“Wow, it’s hard to pick favorites. I have to say I am truly grateful, because I sure as heck didn’t make it happen, it all just sort of came into being and they all found me somehow. But the feathers in the cap would have to be Vogue, Visionaire, Interview. I have to stop, I’m turning red. I feel like I’m bragging now. Oh, and Barney’s New York in The New York Times. And a Pepsi can in Japan was fun. I will stop now, because I dunno just because.”
I read on your Facebook page that your “one true dream is to sing and record original music.” You have a single coming out soon and an album out later this year from SMG/Universal Music Group. Can you talk about what we can expect to hear from you musically? Are you hoping to get a friend for your Grammy?
“Yea, maybe a real Grammy statue would be great. But still I would probably give it to my Dad. Wow that just made me cry a little bit. My Dad is a singer, and my main inspiration. He’s the reason I’ve been wanting to do this all of these years.
The record is hot. It’s completely different than anything else I did before musically. My producer, Kyle Bynoe, is amazing. He wrote all the songs. I have written many songs before, but this time around (I have recorded many unreleased songs in the past few years) I met this guy, and I’m telling you, he’s a certified genius. And after getting to know me and my story, he wrote lyrics that proved to me that he knew me better than I know myself. I consider myself a lyricist, and have penned a bunch of tunes in the past, but sometimes you have to step outside of yourself for the pure objective viewing. It’s like he painted a portrait of me, and allowed me to self portraitize it with my voice. I can’t wait for everyone to hear it. It’s 100% hot, 100% danceable. I like to say it’s Michael Buble meets Daft Punk, but I hate comparisons. The only way to describe it is that it’s indescribable. It’s truly music that paints a picture!!!”
Illustrating, designing, modeling, music…is there anything you can’t achieve? Any other frontiers you hope to tackle?
“I want an Oscar…….Meyer Weiner. And at the end of it all I wish to be buried in the beautiful chapel/mausoleum in my families’ hometown of Captignano, Italy. This would be my final frontier. I’ve never been there, but I’ve seen pictures. It has a beautiful blue starred mosaic ceiling. I love thinking of how maybe my Grandpa Augie ran around it as a kid.”

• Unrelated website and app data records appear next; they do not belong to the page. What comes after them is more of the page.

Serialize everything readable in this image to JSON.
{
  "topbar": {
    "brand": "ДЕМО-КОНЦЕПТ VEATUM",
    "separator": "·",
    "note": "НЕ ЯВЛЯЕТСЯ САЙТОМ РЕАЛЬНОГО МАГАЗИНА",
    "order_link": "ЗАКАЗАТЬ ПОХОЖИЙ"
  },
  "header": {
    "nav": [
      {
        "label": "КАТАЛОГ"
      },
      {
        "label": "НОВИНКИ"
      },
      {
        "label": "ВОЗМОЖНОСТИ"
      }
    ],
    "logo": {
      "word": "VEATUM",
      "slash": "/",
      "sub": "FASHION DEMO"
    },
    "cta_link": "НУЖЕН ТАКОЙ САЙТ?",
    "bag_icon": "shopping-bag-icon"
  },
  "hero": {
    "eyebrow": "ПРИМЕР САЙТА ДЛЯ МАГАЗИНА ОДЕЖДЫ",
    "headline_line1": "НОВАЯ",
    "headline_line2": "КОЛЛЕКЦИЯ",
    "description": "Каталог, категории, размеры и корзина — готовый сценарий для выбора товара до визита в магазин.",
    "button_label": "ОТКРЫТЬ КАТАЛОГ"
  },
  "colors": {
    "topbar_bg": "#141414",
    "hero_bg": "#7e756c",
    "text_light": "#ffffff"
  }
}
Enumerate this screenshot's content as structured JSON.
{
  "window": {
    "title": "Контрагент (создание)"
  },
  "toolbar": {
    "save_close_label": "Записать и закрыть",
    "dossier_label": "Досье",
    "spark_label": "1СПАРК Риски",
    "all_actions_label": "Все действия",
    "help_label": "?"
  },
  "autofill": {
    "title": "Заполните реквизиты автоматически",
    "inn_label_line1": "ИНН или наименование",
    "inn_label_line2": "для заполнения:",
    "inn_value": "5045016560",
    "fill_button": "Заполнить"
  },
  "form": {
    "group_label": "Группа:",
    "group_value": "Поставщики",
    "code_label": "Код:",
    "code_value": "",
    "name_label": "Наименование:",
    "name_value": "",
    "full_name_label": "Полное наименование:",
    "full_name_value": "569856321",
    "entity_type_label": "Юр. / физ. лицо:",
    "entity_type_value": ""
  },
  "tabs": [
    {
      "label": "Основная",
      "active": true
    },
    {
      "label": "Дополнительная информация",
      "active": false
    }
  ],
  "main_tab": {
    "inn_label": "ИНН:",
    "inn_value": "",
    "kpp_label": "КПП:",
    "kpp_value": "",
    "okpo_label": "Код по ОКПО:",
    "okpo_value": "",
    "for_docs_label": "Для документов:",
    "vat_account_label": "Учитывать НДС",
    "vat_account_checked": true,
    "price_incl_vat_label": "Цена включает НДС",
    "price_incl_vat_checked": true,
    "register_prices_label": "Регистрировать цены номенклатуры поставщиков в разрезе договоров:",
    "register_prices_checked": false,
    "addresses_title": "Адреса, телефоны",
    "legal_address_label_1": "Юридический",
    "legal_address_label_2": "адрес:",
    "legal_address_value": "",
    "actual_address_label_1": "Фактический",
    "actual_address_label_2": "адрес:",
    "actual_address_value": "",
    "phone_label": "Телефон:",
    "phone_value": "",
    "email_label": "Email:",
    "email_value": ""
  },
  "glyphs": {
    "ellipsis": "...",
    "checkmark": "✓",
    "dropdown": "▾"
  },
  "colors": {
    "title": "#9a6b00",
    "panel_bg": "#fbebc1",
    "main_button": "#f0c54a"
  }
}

Keep up on all things Fulvimari at: http://leftyfulvimari.tumblr.com/
Follow Fulvimari on Facebook at: https://www.facebook.com/leftyfulvimari
More Fulvimari, including some Bobbypin items for sale at: http://www.jeffreyfulvimari.com/